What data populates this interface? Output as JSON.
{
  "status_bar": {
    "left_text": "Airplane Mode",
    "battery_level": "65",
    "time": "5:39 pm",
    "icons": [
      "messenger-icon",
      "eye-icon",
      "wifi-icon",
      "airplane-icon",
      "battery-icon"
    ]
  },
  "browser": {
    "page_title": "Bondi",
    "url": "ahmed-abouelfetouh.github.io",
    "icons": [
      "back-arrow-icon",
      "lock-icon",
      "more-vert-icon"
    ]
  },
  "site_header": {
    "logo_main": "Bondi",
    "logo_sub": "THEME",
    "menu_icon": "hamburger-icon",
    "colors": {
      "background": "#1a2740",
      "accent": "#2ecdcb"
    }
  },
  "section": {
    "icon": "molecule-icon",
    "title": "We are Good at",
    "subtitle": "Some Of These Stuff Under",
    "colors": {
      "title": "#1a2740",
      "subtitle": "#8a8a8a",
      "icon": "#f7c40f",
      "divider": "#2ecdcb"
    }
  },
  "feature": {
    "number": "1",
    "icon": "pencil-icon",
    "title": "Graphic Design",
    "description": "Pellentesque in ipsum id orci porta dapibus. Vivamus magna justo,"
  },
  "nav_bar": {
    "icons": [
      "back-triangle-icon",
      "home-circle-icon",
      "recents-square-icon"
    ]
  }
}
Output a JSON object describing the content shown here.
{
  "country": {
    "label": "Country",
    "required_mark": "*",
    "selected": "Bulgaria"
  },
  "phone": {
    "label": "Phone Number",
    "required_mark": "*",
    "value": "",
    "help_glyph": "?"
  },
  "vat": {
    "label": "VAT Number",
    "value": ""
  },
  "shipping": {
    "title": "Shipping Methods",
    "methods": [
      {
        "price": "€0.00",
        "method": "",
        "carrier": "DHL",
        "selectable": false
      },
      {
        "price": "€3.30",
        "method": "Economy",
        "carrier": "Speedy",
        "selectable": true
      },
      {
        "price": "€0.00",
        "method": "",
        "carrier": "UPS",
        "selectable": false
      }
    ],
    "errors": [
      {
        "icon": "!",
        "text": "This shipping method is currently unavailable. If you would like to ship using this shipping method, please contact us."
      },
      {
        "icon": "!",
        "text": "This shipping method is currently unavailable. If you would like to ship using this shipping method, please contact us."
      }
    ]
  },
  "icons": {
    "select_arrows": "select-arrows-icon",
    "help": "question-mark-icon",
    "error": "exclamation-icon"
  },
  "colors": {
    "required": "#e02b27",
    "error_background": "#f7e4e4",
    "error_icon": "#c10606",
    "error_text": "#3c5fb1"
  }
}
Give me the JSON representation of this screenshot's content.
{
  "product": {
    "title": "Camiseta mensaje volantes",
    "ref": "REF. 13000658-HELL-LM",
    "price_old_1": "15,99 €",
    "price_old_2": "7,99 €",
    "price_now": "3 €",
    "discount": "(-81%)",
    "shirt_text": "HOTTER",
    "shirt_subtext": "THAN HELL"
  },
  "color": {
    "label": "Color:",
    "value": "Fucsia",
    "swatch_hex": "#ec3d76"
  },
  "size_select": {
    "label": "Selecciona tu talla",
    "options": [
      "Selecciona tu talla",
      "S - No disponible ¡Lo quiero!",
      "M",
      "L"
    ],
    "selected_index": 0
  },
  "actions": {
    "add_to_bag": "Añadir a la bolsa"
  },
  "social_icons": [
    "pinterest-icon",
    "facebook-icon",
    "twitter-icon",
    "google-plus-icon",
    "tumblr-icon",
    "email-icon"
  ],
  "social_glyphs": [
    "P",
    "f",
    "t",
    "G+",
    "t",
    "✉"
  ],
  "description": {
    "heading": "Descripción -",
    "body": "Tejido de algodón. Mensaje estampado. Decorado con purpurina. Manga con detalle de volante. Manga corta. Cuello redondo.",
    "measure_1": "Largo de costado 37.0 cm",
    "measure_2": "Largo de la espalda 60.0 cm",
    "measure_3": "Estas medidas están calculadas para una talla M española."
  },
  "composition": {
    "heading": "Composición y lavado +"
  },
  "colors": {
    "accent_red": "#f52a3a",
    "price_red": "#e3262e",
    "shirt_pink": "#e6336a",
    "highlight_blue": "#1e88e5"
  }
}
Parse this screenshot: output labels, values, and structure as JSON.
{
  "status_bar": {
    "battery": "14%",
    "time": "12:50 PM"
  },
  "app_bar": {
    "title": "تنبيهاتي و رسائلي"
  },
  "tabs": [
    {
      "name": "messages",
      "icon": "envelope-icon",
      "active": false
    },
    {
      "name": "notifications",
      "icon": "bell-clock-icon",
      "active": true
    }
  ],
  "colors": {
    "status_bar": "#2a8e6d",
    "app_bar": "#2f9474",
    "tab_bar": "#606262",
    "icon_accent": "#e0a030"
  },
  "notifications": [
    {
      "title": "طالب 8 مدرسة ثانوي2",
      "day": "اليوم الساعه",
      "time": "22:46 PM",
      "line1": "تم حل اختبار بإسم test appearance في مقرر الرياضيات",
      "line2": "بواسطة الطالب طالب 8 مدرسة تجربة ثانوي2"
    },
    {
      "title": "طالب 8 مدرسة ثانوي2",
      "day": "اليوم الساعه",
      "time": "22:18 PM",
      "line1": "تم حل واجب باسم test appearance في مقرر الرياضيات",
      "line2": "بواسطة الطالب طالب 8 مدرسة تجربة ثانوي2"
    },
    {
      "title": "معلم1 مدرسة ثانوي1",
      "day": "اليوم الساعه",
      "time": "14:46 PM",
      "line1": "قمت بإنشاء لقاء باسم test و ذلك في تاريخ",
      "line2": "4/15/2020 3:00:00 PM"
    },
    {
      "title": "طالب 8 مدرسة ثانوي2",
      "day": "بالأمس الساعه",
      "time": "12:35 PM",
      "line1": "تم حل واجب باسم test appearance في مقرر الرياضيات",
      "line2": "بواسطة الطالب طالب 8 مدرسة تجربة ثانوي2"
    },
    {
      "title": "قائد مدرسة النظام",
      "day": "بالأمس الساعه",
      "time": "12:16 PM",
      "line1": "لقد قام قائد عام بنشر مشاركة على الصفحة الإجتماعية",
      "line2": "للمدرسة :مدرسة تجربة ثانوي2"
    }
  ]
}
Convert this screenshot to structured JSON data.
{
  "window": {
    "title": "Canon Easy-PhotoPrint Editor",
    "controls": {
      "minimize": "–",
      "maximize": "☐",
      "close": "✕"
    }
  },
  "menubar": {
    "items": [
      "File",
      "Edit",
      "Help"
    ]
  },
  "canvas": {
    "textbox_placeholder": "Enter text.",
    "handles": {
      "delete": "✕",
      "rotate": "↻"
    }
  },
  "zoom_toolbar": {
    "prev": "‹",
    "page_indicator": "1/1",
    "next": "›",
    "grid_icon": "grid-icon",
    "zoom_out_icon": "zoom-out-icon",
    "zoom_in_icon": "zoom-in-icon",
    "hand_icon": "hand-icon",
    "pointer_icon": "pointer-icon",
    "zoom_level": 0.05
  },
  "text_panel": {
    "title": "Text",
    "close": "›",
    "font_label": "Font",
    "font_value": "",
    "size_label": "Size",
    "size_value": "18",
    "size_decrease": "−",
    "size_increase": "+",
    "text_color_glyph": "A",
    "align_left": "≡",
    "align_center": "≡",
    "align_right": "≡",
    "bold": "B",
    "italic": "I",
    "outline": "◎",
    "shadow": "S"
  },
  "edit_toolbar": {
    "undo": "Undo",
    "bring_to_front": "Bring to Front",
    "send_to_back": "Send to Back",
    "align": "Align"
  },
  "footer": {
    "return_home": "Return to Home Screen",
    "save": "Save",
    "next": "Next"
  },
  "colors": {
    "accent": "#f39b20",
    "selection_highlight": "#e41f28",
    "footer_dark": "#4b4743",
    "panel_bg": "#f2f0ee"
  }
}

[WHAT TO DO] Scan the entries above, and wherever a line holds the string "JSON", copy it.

[ANSWER BOX]
What data populates this interface? Output as JSON.
Output a JSON object describing the content shown here.
Give me the JSON representation of this screenshot's content.
Parse this screenshot: output labels, values, and structure as JSON.
Convert this screenshot to structured JSON data.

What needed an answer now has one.